Canadians Among Global Leaders In Internet Usage And Smartphone Ownership, Pew Research Center Study Shows
Tuesday, 24 January 2023 18:34.PM
- Government data also reveals declining prices as usage of the internet and smartphones has increased -
Last year, 95% of adult Canadians reported using the internet, whether on a computer or smartphone, according to a new study published in December 2022 by Pew Research Center. Canadian internet and smartphone users are also consuming more data than ever before while prices for such services have declined despite high overall inflation, according to government data.

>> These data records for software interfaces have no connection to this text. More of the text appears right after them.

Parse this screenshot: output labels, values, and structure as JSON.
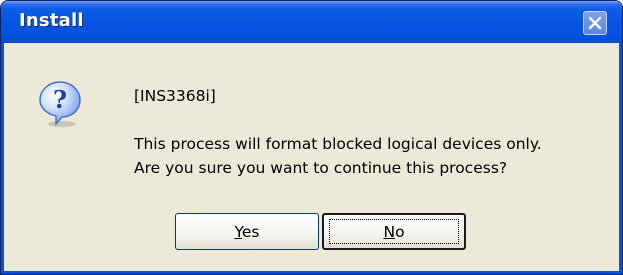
{
  "window": {
    "title": "Install"
  },
  "icons": {
    "close": "close-icon",
    "message": "question-icon"
  },
  "message": {
    "code": "[INS3368i]",
    "line1": "This process will format blocked logical devices only.",
    "line2": "Are you sure you want to continue this process?"
  },
  "buttons": {
    "yes": {
      "mnemonic": "Y",
      "rest": "es"
    },
    "no": {
      "mnemonic": "N",
      "rest": "o"
    }
  },
  "colors": {
    "titlebar": "#0553de",
    "dialog_bg": "#ece9d8",
    "close_button": "#6b93e6",
    "icon_bubble": "#3a6fd8"
  }
}
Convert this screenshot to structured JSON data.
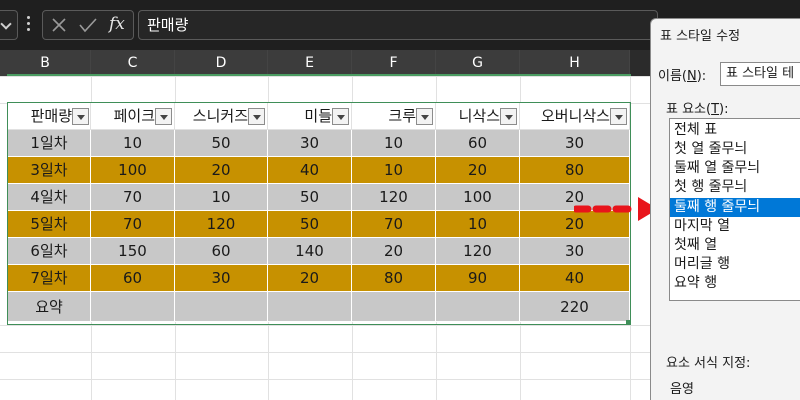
{
  "formula_bar": {
    "cancel_icon": "x-icon",
    "enter_icon": "checkmark-icon",
    "function_label": "fx",
    "value": "판매량"
  },
  "columns": [
    "B",
    "C",
    "D",
    "E",
    "F",
    "G",
    "H"
  ],
  "table": {
    "headers": [
      "판매량",
      "페이크",
      "스니커즈",
      "미들",
      "크루",
      "니삭스",
      "오버니삭스"
    ],
    "rows": [
      {
        "label": "1일차",
        "values": [
          "10",
          "50",
          "30",
          "10",
          "60",
          "30"
        ]
      },
      {
        "label": "3일차",
        "values": [
          "100",
          "20",
          "40",
          "10",
          "20",
          "80"
        ]
      },
      {
        "label": "4일차",
        "values": [
          "70",
          "10",
          "50",
          "120",
          "100",
          "20"
        ]
      },
      {
        "label": "5일차",
        "values": [
          "70",
          "120",
          "50",
          "70",
          "10",
          "20"
        ]
      },
      {
        "label": "6일차",
        "values": [
          "150",
          "60",
          "140",
          "20",
          "120",
          "30"
        ]
      },
      {
        "label": "7일차",
        "values": [
          "60",
          "30",
          "20",
          "80",
          "90",
          "40"
        ]
      }
    ],
    "summary": {
      "label": "요약",
      "values": [
        "",
        "",
        "",
        "",
        "",
        "220"
      ]
    }
  },
  "colors": {
    "band_gray": "#c8c8c8",
    "band_gold": "#c79100",
    "selection_green": "#3f8e58",
    "arrow_red": "#e8141b",
    "list_selected": "#0078d7"
  },
  "dialog": {
    "title": "표 스타일 수정",
    "name_label_prefix": "이름(",
    "name_label_key": "N",
    "name_label_suffix": "):",
    "name_value": "표 스타일 테",
    "elements_label_prefix": "표 요소(",
    "elements_label_key": "T",
    "elements_label_suffix": "):",
    "elements": [
      "전체 표",
      "첫 열 줄무늬",
      "둘째 열 줄무늬",
      "첫 행 줄무늬",
      "둘째 행 줄무늬",
      "마지막 열",
      "첫째 열",
      "머리글 행",
      "요약 행"
    ],
    "selected_element": "둘째 행 줄무늬",
    "format_label": "요소 서식 지정:",
    "shading_label": "음영"
  }
}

The Pew findings rank Canada's internet use ahead of countries like the United States, UK, France, Germany, Italy, and Japan and is an increase of 27 percentage points from the 68% of adult Canadians who reported using the internet in Pew Research Center's 2002 survey.

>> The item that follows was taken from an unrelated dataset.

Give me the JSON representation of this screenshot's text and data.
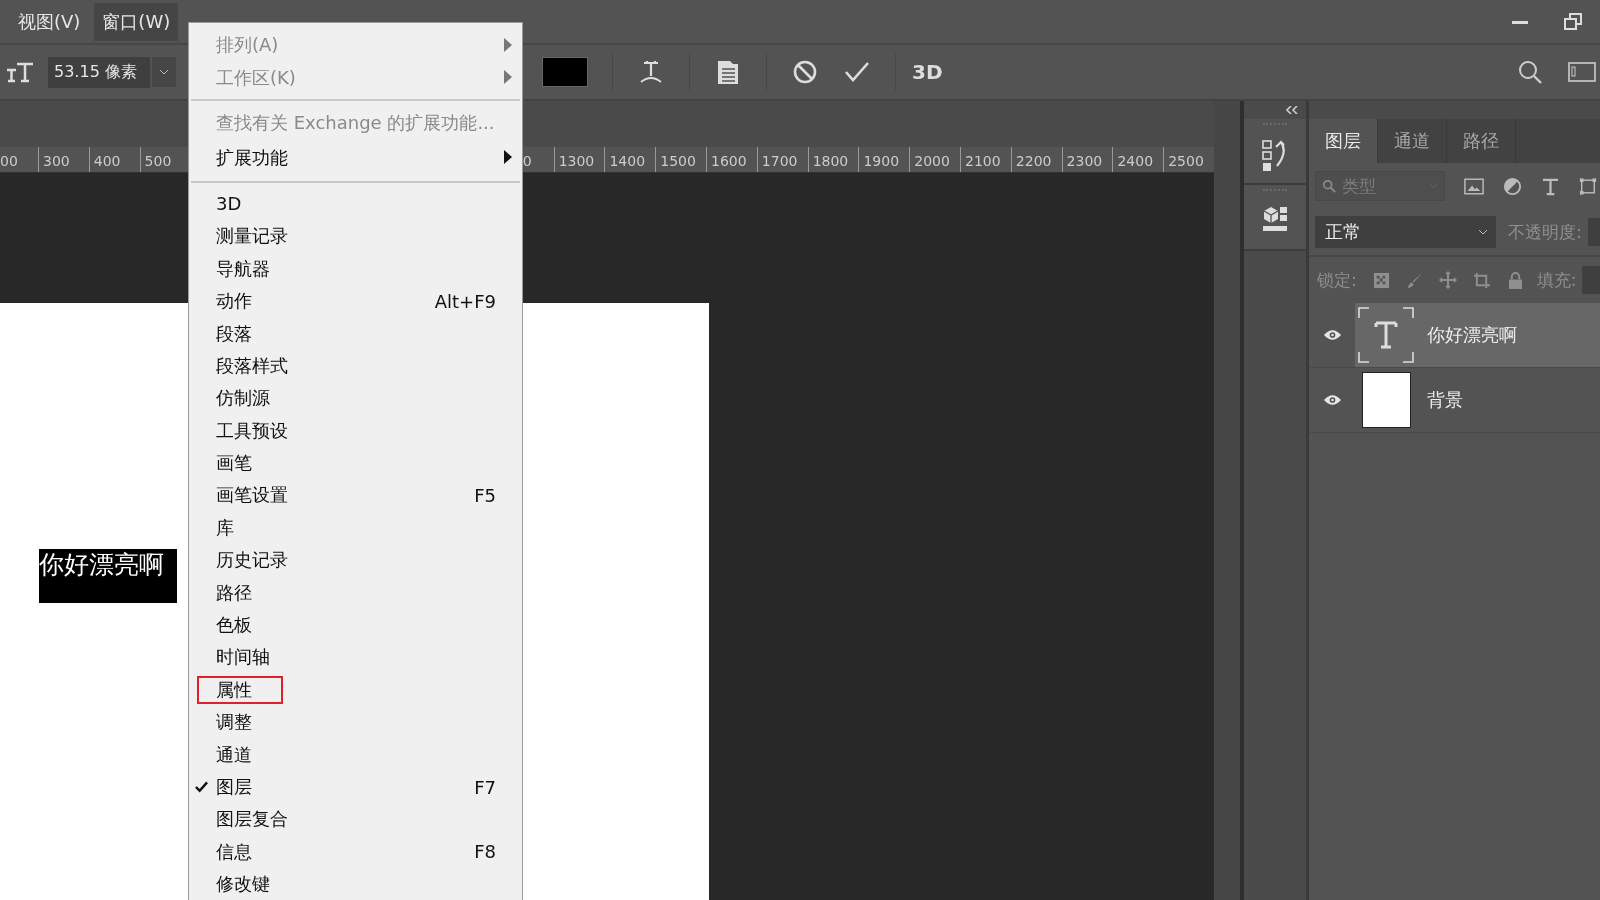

The study also shows that smartphone ownership in Canada is similar to levels seen in other surveyed countries, with 98% of surveyed Canadians between the ages of 18-29 and 95% of those aged 30-49 owning a smartphone. As with other surveyed countries, the rate of smartphone ownership among Canadians aged 50 or more is lower than in younger age groups, with 72% of those in the 50-plus age group reporting smartphone ownership. This difference in smartphone ownership between age groups is an indication that there are factors other than cost that influence smartphone adoption, such as degree of digital literacy or lack of interest.
Not only are more Canadians using the internet and owning smartphones, recent data from the Canadian Radio-television and Telecommunications Commission (CRTC) and Statistics Canada (StatCan) show that individual subscriber's consumption of internet and mobile data, and the speeds experienced using such services, have increased dramatically, while prices for internet and mobile wireless services have declined.

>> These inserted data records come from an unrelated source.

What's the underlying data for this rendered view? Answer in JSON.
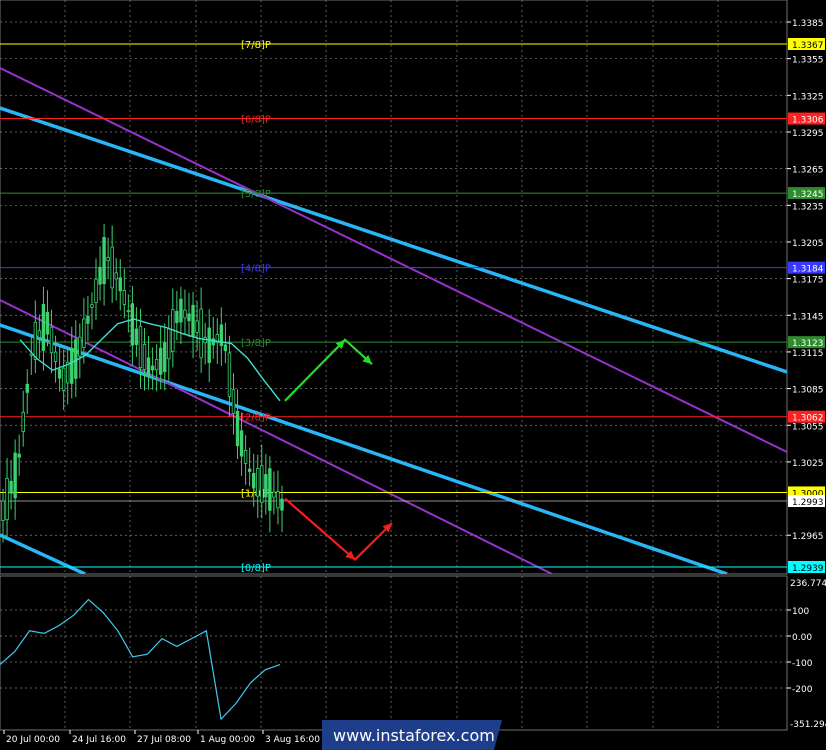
{
  "chart_data": [
    {
      "type": "line",
      "panel": "price",
      "ylim": [
        1.2915,
        1.34
      ],
      "grid": true,
      "y_ticks": [
        1.3385,
        1.3355,
        1.3325,
        1.3295,
        1.3265,
        1.3235,
        1.3205,
        1.3175,
        1.3145,
        1.3115,
        1.3085,
        1.3055,
        1.3025,
        1.2965
      ],
      "murrey_levels": [
        {
          "label": "[7/8]P",
          "value": 1.3367,
          "value_label": "1.3367",
          "color": "#ffff00"
        },
        {
          "label": "[6/8]P",
          "value": 1.3306,
          "value_label": "1.3306",
          "color": "#ff2020"
        },
        {
          "label": "[5/8]P",
          "value": 1.3245,
          "value_label": "1.3245",
          "color": "#2e8b2e"
        },
        {
          "label": "[4/8]P",
          "value": 1.3184,
          "value_label": "1.3184",
          "color": "#3a3aff"
        },
        {
          "label": "[3/8]P",
          "value": 1.3123,
          "value_label": "1.3123",
          "color": "#2e8b2e"
        },
        {
          "label": "[2/8]P",
          "value": 1.3062,
          "value_label": "1.3062",
          "color": "#ff2020"
        },
        {
          "label": "[1/8]P",
          "value": 1.3,
          "value_label": "1.3000",
          "color": "#ffff00"
        },
        {
          "label": "[0/8]P",
          "value": 1.2939,
          "value_label": "1.2939",
          "color": "#00ffff"
        }
      ],
      "current_price": {
        "value": 1.2993,
        "value_label": "1.2993"
      },
      "moving_average": {
        "x": [
          0,
          1,
          2,
          3,
          4,
          5,
          6,
          7,
          8,
          9,
          10,
          11,
          12,
          13,
          14,
          15,
          16
        ],
        "y": [
          1.3125,
          1.311,
          1.31,
          1.3105,
          1.3112,
          1.3125,
          1.3138,
          1.3142,
          1.3138,
          1.3135,
          1.313,
          1.3126,
          1.3124,
          1.3122,
          1.311,
          1.3092,
          1.3075
        ]
      },
      "price_series": {
        "x": [
          0,
          1,
          2,
          3,
          4,
          5,
          6,
          7,
          8,
          9,
          10,
          11,
          12,
          13,
          14,
          15,
          16,
          17,
          18,
          19
        ],
        "y": [
          1.2985,
          1.302,
          1.312,
          1.314,
          1.309,
          1.311,
          1.315,
          1.3195,
          1.317,
          1.313,
          1.31,
          1.311,
          1.315,
          1.314,
          1.312,
          1.313,
          1.305,
          1.301,
          1.3005,
          1.299
        ]
      },
      "scenario_arrows": [
        {
          "color": "#22dd22",
          "points": [
            [
              1.3075,
              0
            ],
            [
              1.3125,
              1
            ],
            [
              1.3105,
              2
            ]
          ]
        },
        {
          "color": "#ff1a1a",
          "points": [
            [
              1.2995,
              0
            ],
            [
              1.2945,
              1
            ],
            [
              1.2975,
              2
            ]
          ]
        }
      ]
    },
    {
      "type": "line",
      "panel": "oscillator",
      "ylim": [
        -351.2941,
        236.7745
      ],
      "y_ticks": [
        100,
        0.0,
        -100,
        -200
      ],
      "y_tick_labels": [
        "100",
        "0.00",
        "-100",
        "-200"
      ],
      "top_label": "236.7745",
      "bottom_label": "-351.294",
      "series": {
        "x": [
          0,
          1,
          2,
          3,
          4,
          5,
          6,
          7,
          8,
          9,
          10,
          11,
          12,
          13,
          14,
          15,
          16,
          17,
          18,
          19
        ],
        "y": [
          -110,
          -60,
          20,
          10,
          40,
          80,
          140,
          90,
          20,
          -80,
          -70,
          -10,
          -40,
          -10,
          20,
          -320,
          -260,
          -180,
          -130,
          -110
        ]
      }
    }
  ],
  "x_ticks": [
    "20 Jul 00:00",
    "24 Jul 16:00",
    "27 Jul 08:00",
    "1 Aug 00:00",
    "3 Aug 16:00"
  ],
  "watermark": "www.instaforex.com"
}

With respect to internet services, while StatCan's All-Items Consumer Price Index has increased by 21% from December 2015 to December 2022, its Internet Access Services Price Index has decreased by 1%.
At the same time, according to the CRTC, the average Canadian residential internet subscriber downloaded almost 324% more data in 2022 than in 2015, with the average volume of data downloaded per month increasing from 93.1 GB per month in 2015 to 394.4 GB of data in Q3 2022.
In addition to consuming more data, Canadians are benefiting from faster internet services, with the average download speed subscribed to by Canadians increasing nearly tenfold from 28.5 Mbps in 2015 to 258.8 Mbps in 2021. The average upload speed has risen from 5.4 Mbps to 106.4 Mbps over the same period.
Mobile wireless subscribers are also getting more value for their dollar. StatCan's Cellular Services Price Index has declined by 32% from December 2018 to December 2022, while its All-Items Consumer Price Index has increased by 15% in the same period.
Like residential internet subscribers, Canadian mobile phone subscribers continue to increase their mobile data usage. CRTC reports that mobile phone users consumed, on average, 6.07 GB of data traffic per month in Q3 2022. That's almost three times the amount of data consumed 4 years ago.
Mobile wireless network performance also increased significantly over this time, with the average download speed experienced by Canadian mobile users almost tripling from 46.31 Mbps to 125.34 Mbps from 2018 to 2022.
"What these reports show is that Canada is among the world leaders in the adoption and use of the internet and smartphones," said Canadian Wireless Telecommunications Association (CWTA) President and CEO Robert Ghiz. "And while the consumption and performance of connectivity services continues to grow, prices are trending downward, while most everything else that is critical to Canadians is getting more expensive. These positive outcomes, together with the billions being invested each year by network operators to expand and enhance Canada's digital infrastructure, are strong evidence of the benefits of facilities-based competition and the need for a stable regulatory environment that will allow these positive trends to continue."
SOURCE: Canadian Wireless Telecommunications Association